A paper by Hofer et al. (JAMA 1999) looked at the reliability of physician report cards having to do with diabetes treatment. The authors looked at variability across physicians in the number of physician visits and hospitalizations among diabetic patients. They found:
- Other factors affect hospitalization more than physician care. “For profiles based on hospitalization rates, visit rates, laboratory utilization rates, and glycemic control, 4% or less of the overall variance was attributable to differences in physician practice…13% of the variation in outpatient visit rates and 8% of the variation for hospitalization rates are attributable to the physician”
- Physicians can game the system. If risk adjustment is not perfect–which it will never be–physicians could avoid being seen as high cost by pruning from their panel the 1 to 3 sickest patients.
- Physician profiling is expensive. Profiling ventures can add between $0.59 to $2.17 per member per month (in 1999 dollars).

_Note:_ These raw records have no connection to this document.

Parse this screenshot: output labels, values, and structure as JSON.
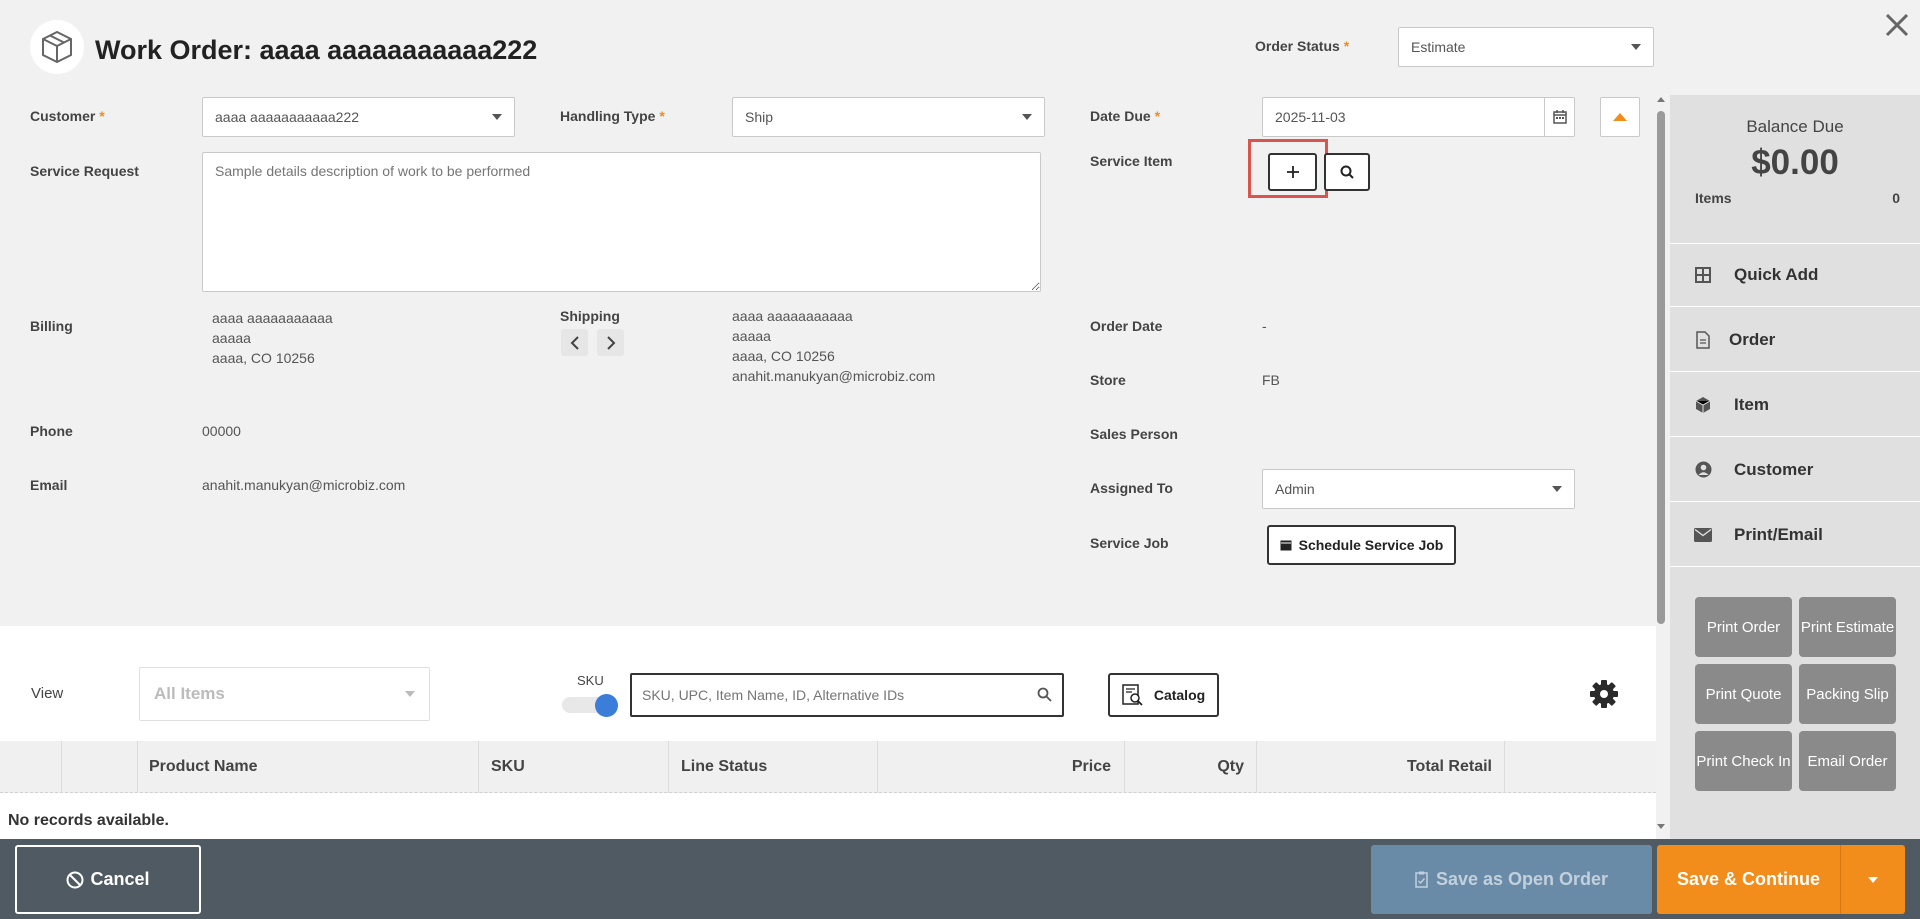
{
  "header": {
    "title": "Work Order: aaaa aaaaaaaaaaa222",
    "order_status_label": "Order Status",
    "order_status_value": "Estimate"
  },
  "form": {
    "customer_label": "Customer",
    "customer_value": "aaaa aaaaaaaaaaa222",
    "handling_label": "Handling Type",
    "handling_value": "Ship",
    "date_due_label": "Date Due",
    "date_due_value": "2025-11-03",
    "service_request_label": "Service Request",
    "service_request_placeholder": "Sample details description of work to be performed",
    "service_item_label": "Service Item",
    "billing_label": "Billing",
    "billing_lines": [
      "aaaa aaaaaaaaaaa",
      "aaaaa",
      "aaaa, CO 10256"
    ],
    "shipping_label": "Shipping",
    "shipping_lines": [
      "aaaa aaaaaaaaaaa",
      "aaaaa",
      "aaaa, CO 10256",
      "anahit.manukyan@microbiz.com"
    ],
    "order_date_label": "Order Date",
    "order_date_value": "-",
    "store_label": "Store",
    "store_value": "FB",
    "sales_person_label": "Sales Person",
    "phone_label": "Phone",
    "phone_value": "00000",
    "email_label": "Email",
    "email_value": "anahit.manukyan@microbiz.com",
    "assigned_label": "Assigned To",
    "assigned_value": "Admin",
    "service_job_label": "Service Job",
    "schedule_label": "Schedule Service Job"
  },
  "sidebar": {
    "balance_label": "Balance Due",
    "balance_value": "$0.00",
    "items_label": "Items",
    "items_value": "0",
    "menu": [
      {
        "label": "Quick Add",
        "icon": "grid-icon"
      },
      {
        "label": "Order",
        "icon": "document-icon"
      },
      {
        "label": "Item",
        "icon": "box-icon"
      },
      {
        "label": "Customer",
        "icon": "user-circle-icon"
      },
      {
        "label": "Print/Email",
        "icon": "envelope-icon"
      }
    ],
    "buttons": [
      "Print Order",
      "Print Estimate",
      "Print Quote",
      "Packing Slip",
      "Print Check In",
      "Email Order"
    ]
  },
  "items": {
    "view_label": "View",
    "view_value": "All Items",
    "sku_toggle_label": "SKU",
    "search_placeholder": "SKU, UPC, Item Name, ID, Alternative IDs",
    "catalog_label": "Catalog",
    "columns": [
      "Product Name",
      "SKU",
      "Line Status",
      "Price",
      "Qty",
      "Total Retail"
    ],
    "empty_text": "No records available."
  },
  "footer": {
    "cancel_label": "Cancel",
    "save_open_label": "Save as Open Order",
    "save_continue_label": "Save & Continue"
  },
  "colors": {
    "accent": "#f28c1a",
    "footer_bg": "#505a63",
    "save_open_bg": "#6a8ba8",
    "highlight": "#d9534f",
    "toggle": "#3b7dd8"
  }
}
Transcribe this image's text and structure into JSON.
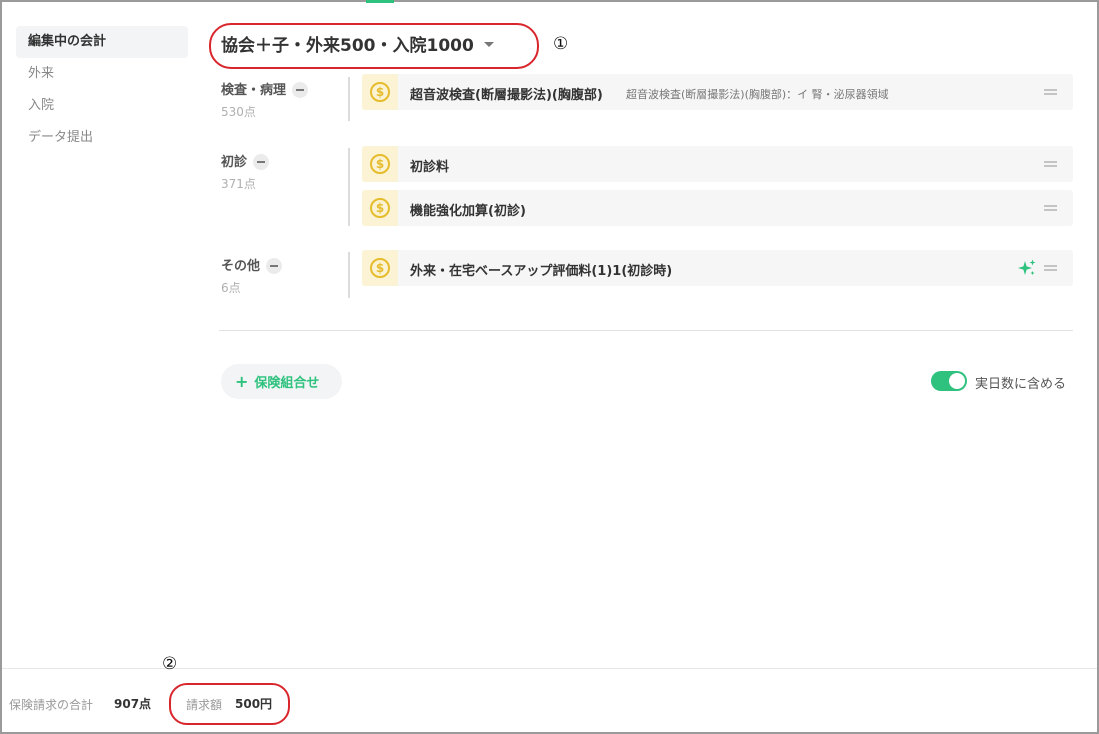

- Timothy P. Hofer; Rodney A. Hayward; Sheldon Greenfield; Edward H. Wagner; Sherrie H. Kaplan; Willard G. Manning (1999) “The Unreliability of Individual Physician ‘Report Cards’ for Assessing the Costs and Quality of Care of a Chronic Disease” JAMA. 1999;281:2098-2105.